● **ABOUT THIS EXERCISE**
In the data that follows, count each line with the string "Users"; the reply is the number only.

(Records from a data source)

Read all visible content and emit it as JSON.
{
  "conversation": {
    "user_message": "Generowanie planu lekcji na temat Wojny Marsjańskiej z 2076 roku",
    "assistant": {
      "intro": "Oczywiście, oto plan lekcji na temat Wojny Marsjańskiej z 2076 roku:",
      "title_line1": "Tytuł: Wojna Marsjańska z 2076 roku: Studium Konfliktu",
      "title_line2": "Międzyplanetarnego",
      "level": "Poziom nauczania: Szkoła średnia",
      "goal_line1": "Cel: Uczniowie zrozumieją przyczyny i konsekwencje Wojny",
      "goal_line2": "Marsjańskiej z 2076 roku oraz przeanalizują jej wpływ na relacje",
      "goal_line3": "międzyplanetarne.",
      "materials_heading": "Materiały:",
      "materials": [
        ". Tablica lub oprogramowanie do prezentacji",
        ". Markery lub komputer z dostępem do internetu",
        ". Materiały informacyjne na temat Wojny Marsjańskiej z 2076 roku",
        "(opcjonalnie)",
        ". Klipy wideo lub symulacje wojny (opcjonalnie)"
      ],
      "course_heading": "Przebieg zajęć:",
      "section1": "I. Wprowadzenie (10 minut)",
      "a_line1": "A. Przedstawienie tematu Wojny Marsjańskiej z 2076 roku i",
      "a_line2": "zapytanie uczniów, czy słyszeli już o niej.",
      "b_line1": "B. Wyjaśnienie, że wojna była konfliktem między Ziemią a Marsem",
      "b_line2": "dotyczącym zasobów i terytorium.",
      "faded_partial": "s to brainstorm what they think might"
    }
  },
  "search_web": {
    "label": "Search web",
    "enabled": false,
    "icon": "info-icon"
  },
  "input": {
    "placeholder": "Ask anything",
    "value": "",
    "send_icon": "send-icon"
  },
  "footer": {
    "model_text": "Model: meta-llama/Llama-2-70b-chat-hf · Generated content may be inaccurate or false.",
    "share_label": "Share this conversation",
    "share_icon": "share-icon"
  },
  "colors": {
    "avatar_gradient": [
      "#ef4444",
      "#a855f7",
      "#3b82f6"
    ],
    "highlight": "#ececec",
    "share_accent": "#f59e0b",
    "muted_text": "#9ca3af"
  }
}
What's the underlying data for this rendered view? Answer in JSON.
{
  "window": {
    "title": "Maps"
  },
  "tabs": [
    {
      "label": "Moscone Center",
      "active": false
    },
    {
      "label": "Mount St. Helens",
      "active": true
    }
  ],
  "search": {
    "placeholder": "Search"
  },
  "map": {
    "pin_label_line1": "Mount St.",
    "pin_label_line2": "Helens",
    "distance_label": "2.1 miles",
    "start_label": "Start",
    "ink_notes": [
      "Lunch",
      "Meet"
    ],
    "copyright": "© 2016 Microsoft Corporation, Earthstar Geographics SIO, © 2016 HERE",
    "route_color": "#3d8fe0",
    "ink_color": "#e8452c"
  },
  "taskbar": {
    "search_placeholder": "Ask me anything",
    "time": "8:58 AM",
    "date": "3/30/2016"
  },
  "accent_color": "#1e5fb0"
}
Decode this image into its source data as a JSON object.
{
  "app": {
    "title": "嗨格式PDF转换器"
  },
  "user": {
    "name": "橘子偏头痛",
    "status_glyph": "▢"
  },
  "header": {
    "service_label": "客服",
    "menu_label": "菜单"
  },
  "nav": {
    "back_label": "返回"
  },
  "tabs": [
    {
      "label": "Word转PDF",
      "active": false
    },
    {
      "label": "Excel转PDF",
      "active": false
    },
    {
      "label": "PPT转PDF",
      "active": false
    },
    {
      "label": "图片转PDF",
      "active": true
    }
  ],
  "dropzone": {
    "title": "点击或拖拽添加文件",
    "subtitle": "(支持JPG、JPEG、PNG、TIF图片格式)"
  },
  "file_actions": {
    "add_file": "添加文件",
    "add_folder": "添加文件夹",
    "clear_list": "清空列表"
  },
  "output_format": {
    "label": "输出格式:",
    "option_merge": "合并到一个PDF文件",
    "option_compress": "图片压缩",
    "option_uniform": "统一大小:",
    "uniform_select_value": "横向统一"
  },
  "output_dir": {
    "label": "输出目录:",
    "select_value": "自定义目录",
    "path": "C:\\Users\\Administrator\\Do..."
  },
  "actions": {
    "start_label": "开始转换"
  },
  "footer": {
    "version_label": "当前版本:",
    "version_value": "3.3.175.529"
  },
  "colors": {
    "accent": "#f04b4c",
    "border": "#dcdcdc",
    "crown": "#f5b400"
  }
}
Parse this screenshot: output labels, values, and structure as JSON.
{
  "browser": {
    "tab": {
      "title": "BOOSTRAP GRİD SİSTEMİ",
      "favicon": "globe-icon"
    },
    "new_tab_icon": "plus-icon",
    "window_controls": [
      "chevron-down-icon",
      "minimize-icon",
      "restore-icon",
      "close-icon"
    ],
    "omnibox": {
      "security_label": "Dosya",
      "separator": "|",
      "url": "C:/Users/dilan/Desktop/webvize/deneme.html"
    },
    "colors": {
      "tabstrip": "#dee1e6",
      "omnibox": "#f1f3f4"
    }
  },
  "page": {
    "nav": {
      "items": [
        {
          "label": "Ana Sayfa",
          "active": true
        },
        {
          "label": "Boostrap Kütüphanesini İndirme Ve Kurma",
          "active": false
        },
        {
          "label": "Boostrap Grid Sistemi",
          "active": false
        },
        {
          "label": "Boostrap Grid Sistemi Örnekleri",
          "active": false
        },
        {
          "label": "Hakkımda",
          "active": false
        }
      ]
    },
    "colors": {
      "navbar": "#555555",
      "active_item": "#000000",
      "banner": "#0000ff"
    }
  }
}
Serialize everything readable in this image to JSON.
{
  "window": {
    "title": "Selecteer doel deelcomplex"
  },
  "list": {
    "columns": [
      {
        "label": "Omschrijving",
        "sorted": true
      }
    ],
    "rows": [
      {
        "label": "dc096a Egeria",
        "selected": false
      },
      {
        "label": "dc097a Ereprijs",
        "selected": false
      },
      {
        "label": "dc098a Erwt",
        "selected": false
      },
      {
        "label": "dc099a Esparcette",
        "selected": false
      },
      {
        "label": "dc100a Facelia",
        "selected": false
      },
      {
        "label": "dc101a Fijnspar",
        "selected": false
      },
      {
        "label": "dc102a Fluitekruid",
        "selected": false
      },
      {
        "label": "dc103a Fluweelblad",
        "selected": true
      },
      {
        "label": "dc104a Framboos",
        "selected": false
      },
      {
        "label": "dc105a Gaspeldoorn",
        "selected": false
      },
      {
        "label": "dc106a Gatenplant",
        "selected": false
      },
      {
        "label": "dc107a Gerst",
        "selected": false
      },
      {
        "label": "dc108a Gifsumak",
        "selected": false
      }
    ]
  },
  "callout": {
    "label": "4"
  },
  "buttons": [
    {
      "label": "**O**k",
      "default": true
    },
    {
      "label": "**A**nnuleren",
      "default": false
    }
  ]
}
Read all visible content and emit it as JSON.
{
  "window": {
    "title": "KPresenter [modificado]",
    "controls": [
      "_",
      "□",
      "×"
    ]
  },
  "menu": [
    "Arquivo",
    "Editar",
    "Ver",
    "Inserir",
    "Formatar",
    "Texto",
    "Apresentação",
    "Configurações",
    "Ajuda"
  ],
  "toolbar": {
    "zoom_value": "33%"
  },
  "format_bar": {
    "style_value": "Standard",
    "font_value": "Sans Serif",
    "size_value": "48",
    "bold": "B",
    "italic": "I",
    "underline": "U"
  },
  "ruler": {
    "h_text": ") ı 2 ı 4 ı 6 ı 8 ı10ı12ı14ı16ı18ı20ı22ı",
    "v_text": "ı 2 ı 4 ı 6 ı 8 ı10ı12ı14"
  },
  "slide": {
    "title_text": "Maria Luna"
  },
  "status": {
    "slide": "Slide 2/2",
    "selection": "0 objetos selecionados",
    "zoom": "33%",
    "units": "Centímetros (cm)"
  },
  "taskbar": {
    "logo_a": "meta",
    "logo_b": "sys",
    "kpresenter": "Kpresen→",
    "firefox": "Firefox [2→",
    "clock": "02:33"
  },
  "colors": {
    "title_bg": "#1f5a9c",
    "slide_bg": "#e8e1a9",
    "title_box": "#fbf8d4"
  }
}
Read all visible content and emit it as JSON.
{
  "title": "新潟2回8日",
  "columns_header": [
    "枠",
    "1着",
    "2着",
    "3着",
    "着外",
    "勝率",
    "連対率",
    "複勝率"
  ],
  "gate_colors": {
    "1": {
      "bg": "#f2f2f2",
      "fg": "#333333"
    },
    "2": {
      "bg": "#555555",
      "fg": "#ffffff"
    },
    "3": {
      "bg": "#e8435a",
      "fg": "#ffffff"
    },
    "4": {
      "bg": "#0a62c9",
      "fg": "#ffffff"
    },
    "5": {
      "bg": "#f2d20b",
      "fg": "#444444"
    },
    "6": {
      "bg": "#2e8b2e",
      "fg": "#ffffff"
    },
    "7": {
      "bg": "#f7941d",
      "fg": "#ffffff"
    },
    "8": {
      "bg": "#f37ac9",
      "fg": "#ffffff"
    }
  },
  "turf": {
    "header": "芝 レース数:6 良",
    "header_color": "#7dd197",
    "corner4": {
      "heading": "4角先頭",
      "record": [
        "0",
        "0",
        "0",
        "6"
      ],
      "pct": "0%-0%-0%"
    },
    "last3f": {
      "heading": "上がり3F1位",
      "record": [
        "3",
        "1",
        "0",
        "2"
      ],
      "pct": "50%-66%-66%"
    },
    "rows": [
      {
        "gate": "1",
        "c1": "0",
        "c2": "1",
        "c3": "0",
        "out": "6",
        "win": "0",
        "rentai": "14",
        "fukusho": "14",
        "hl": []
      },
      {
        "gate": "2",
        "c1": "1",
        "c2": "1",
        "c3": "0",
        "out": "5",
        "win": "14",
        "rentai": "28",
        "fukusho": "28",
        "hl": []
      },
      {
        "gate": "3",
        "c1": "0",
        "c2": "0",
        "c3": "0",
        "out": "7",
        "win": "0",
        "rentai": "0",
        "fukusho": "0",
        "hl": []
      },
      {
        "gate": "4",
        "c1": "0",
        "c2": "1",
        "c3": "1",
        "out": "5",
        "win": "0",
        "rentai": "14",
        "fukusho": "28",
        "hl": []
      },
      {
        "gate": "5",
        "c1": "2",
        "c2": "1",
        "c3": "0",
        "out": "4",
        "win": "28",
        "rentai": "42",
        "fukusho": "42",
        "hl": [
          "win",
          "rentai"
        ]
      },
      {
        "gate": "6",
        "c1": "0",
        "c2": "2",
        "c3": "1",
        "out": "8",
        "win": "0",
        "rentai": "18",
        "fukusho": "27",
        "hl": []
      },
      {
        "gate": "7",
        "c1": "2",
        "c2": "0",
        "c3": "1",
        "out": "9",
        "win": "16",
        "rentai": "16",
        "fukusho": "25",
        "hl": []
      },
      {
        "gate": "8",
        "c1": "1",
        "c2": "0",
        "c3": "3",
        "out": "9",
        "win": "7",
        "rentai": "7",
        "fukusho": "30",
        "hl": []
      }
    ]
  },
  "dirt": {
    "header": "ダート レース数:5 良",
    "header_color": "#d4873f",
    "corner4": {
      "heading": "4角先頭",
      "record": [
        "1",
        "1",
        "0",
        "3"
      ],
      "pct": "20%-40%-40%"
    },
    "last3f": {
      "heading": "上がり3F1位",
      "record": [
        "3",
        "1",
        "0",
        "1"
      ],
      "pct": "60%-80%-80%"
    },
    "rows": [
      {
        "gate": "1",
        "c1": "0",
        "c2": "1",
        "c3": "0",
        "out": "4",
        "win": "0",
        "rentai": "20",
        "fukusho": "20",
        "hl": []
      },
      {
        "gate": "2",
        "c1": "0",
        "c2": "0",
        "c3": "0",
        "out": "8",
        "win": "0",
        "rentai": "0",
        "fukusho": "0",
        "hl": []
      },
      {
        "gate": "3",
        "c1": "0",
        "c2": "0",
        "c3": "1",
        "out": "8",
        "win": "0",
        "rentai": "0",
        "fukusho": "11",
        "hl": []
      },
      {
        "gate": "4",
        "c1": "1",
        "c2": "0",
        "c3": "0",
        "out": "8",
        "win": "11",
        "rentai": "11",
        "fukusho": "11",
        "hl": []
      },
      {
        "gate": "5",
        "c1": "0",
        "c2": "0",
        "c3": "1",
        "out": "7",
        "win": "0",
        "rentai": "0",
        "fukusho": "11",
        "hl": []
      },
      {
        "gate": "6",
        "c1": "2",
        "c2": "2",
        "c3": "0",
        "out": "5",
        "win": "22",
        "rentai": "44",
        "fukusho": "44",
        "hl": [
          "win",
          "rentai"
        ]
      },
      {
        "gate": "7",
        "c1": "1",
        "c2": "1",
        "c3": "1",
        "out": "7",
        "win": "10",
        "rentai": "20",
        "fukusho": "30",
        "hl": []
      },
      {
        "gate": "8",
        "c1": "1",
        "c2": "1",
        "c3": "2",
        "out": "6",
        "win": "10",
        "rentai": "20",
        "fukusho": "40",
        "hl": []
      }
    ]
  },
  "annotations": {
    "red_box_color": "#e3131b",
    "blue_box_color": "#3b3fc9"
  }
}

● **ANSWER FOR THE TASK**
2